I have also read that the Pox was caused by accidentally coinciding climatic, economic, and sociological crises. It would be more honest to say that the Pox was caused by our own refusal to deal with obvious problems in those areas. We caused the problems: then we sat and watched as they grew into crises.Olamina has gathered her people and they've set up the settlement of Acorn. Things are going well in the community and Olamina and Bankole are even expecting a daughter. The story is actually told both through her now grown daughter's POV as well as chapters from Olamina's diary. But the country elects a new leader who is promising to "make America great again" and this is an actual quote from the book because Butler is a time traveler.
Jarret insists on being a throwback to some earlier, "simpler" time. Now does not suit him. Religious tolerance does not suit him. The current state of the country does not suit him. he wants to take us all back to some magical time when everyone believed in the same God, worshipped him the same way...and stomping anyone who was different. There was never such a time in this country.Naturally, this presidential candidate, Jarret, is garbage and terrible and his followers are frightening. Jarret uses the nation's fear over what has become to get elected and his followers hunt down settlements that don't follow Jarret's version of religion and set up re-education camps, to teach them the correct way to behave.

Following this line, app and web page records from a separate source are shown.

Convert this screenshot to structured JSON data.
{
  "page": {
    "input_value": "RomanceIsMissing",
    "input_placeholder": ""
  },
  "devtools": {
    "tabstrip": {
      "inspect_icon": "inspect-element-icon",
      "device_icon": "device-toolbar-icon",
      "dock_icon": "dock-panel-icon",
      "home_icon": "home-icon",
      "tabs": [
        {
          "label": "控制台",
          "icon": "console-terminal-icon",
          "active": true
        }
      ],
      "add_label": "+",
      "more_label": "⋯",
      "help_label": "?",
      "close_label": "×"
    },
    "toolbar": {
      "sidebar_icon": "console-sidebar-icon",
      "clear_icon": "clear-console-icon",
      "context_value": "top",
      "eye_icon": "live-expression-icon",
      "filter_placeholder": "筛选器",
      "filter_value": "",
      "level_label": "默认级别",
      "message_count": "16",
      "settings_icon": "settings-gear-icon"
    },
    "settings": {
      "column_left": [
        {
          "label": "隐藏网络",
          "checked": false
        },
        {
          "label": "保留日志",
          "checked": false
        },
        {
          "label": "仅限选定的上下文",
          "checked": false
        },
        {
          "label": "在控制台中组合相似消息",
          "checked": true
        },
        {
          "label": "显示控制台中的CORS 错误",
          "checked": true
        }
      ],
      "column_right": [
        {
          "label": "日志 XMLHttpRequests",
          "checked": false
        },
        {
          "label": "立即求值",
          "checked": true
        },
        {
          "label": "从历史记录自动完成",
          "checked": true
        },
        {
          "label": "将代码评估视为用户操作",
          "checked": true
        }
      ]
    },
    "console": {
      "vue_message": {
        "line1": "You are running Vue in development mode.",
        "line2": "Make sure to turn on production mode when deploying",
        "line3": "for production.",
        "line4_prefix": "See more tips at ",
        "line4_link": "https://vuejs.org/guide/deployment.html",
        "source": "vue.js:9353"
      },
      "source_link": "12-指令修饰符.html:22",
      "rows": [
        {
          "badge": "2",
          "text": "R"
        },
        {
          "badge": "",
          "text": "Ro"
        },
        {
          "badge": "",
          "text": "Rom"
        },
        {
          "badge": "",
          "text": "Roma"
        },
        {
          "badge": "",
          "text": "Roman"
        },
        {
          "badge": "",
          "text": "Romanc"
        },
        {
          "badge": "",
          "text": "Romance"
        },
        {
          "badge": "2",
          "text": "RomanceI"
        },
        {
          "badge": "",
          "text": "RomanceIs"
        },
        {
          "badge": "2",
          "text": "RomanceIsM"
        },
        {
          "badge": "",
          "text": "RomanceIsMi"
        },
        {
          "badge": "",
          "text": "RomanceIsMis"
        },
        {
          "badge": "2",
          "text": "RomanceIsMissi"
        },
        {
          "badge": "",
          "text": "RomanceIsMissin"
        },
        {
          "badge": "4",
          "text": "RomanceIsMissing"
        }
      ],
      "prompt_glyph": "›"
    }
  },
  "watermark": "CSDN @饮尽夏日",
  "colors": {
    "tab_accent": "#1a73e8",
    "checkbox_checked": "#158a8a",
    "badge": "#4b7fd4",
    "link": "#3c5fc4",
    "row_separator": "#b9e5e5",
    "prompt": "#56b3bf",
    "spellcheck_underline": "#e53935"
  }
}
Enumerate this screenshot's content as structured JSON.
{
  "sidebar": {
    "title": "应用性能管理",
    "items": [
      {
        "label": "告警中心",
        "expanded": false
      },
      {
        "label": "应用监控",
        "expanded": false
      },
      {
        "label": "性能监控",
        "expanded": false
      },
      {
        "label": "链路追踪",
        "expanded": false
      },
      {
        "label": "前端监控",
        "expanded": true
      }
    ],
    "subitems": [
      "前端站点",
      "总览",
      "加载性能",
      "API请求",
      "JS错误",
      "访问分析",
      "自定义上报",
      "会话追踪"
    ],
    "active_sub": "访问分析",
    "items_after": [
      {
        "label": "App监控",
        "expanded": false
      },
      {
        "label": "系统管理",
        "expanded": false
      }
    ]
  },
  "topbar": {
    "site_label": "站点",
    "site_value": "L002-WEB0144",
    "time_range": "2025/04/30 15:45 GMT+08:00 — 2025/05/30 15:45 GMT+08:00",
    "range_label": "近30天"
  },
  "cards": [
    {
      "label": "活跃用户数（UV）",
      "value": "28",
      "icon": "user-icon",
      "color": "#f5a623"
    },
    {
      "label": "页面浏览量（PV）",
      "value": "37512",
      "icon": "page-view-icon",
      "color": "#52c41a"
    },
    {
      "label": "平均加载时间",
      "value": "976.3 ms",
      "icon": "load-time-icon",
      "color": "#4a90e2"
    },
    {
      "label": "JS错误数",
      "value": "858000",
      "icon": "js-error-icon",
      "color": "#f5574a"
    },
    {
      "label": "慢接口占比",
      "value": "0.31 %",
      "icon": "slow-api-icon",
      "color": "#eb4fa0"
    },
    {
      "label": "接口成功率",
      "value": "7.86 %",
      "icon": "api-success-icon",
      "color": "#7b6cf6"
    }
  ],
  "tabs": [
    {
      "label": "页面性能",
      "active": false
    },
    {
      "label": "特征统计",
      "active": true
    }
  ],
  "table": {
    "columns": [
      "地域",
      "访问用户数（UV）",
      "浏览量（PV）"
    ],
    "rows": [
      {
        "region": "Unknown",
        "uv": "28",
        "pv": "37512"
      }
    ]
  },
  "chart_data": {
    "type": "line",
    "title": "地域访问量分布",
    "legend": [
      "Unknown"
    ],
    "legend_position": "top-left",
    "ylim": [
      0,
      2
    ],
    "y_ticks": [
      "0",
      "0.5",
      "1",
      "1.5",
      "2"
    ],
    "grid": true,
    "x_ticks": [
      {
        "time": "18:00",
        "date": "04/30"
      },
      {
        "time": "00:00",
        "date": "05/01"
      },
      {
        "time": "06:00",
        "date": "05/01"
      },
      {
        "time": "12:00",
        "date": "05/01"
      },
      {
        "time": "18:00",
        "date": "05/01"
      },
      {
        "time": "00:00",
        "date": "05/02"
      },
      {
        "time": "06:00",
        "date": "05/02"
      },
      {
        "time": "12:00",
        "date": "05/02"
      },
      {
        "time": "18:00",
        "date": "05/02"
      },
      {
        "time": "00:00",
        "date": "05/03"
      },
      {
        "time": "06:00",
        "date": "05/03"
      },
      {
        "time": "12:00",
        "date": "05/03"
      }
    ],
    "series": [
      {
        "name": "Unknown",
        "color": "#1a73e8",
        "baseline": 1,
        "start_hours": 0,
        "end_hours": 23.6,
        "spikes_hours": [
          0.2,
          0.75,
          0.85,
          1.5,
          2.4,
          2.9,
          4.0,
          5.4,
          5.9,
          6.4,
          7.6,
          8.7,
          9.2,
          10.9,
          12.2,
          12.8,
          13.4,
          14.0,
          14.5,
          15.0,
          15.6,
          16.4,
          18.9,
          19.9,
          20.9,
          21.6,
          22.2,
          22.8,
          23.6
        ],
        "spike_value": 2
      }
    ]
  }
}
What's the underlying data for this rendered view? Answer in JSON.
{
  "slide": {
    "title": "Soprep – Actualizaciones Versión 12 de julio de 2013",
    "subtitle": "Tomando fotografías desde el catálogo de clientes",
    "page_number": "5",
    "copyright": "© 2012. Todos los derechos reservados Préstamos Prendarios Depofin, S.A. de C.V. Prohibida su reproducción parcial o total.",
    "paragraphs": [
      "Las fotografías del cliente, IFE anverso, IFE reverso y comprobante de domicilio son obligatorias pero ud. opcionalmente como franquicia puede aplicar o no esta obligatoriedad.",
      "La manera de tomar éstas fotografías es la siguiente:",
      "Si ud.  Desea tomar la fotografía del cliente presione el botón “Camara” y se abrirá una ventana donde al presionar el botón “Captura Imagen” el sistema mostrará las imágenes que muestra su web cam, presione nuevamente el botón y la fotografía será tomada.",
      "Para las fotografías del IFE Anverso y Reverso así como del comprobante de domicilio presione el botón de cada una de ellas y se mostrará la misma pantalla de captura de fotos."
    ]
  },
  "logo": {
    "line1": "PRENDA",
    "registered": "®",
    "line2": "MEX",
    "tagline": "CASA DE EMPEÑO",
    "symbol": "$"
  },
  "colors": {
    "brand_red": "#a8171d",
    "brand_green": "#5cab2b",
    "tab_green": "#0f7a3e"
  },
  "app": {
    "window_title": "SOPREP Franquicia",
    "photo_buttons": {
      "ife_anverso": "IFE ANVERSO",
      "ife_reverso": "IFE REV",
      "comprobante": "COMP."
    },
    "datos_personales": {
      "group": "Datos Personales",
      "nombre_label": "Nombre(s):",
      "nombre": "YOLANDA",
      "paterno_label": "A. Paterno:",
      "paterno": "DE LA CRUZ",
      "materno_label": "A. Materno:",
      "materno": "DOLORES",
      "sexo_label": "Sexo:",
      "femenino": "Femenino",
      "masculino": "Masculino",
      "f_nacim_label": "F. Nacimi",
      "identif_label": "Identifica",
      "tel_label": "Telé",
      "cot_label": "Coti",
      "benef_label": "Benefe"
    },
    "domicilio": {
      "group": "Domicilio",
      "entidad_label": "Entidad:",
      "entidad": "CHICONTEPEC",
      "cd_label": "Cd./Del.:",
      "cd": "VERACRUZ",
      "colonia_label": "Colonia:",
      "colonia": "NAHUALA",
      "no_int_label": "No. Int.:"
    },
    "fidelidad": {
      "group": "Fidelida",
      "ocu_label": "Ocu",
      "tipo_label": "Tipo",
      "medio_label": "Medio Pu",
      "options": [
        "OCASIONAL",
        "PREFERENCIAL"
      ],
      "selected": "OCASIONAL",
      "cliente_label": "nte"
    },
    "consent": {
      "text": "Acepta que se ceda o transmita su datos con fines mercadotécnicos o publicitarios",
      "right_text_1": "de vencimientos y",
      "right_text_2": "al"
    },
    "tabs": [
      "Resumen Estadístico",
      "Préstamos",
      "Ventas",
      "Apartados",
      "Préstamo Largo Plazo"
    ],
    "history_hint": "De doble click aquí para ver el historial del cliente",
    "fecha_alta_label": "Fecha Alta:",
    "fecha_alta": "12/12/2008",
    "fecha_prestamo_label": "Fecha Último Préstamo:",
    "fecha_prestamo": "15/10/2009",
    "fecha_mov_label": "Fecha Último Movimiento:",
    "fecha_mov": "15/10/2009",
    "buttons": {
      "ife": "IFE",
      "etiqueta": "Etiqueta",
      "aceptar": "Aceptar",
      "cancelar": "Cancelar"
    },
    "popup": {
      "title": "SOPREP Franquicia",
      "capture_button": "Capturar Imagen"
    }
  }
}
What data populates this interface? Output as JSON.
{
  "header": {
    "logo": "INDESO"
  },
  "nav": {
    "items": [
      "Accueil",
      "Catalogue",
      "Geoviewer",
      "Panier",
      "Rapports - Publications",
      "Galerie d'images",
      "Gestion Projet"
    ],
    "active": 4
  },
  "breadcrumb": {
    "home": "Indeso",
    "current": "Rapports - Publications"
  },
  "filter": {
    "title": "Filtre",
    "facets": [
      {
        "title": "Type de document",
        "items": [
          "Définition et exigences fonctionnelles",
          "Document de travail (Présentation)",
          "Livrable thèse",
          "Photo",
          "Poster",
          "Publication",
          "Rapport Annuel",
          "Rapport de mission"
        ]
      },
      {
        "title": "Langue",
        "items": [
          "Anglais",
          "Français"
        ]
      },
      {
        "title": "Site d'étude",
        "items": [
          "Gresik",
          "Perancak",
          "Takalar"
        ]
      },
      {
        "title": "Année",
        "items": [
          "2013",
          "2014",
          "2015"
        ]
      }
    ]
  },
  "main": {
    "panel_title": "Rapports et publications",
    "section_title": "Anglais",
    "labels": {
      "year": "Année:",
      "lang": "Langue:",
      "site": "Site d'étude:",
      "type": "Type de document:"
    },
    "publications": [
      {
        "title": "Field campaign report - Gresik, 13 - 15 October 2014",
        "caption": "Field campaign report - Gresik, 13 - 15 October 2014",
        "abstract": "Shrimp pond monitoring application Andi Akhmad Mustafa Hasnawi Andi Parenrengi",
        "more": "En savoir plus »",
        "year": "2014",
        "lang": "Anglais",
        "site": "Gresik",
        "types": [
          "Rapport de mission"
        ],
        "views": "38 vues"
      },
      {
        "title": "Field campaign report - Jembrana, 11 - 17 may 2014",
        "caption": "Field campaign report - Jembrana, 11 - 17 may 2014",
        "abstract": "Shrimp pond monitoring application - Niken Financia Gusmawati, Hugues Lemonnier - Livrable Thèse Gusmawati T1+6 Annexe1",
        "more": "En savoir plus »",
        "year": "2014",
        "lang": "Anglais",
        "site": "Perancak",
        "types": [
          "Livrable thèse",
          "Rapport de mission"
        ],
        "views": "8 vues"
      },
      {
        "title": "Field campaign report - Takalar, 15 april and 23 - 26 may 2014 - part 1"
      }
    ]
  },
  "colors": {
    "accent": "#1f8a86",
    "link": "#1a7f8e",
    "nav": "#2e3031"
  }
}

My ancestors in this hemisphere were, by law, chattel slaves. In the U.S., they were chattel slaves for two and a half centuries - at least 10 generations. I used to think I knew what that meant. Now I realize that I can't begin to imagine the many terrible things that it must have done to them. How did they survive and keep their humanity? Certainly, they were never intended to keep it.Because this is Butler and she is amazing, there is a lot here discussing race and religion and freewill and family and feminism. She is not afraid to tackle difficult subjects, as is the case with all of her books. This is apocalyptic but doesn't include the supernatural as many of her others books do which gives it that much more a feeling of "this could happen now". Especially with quotes like "make America great again" and are you kidding me?
A warning, there is a lot of rape in the book. It's not gratuitous and it's not explicit but it is something that happens to multiple characters, multiple times. There are never scenes detailing it, but it is used as a war tactic in this horrible world.
I did not plan for my review for this book to go up now but the timing just worked out. That said, I'm glad I read this over the summer because as we get closer and closer to this election coming to an end, I don't know if I could have handled this book at that point. It would make me far too stressed out. It's making me stressed out trying to review it now and remembering everything that happened in the book. Read it, maybe with a happier book on the side.
Butler, Octavia E. The Parable of the Talents. Open Road Media Sci-Fi & Fantasy, 2012. Originally published 1998.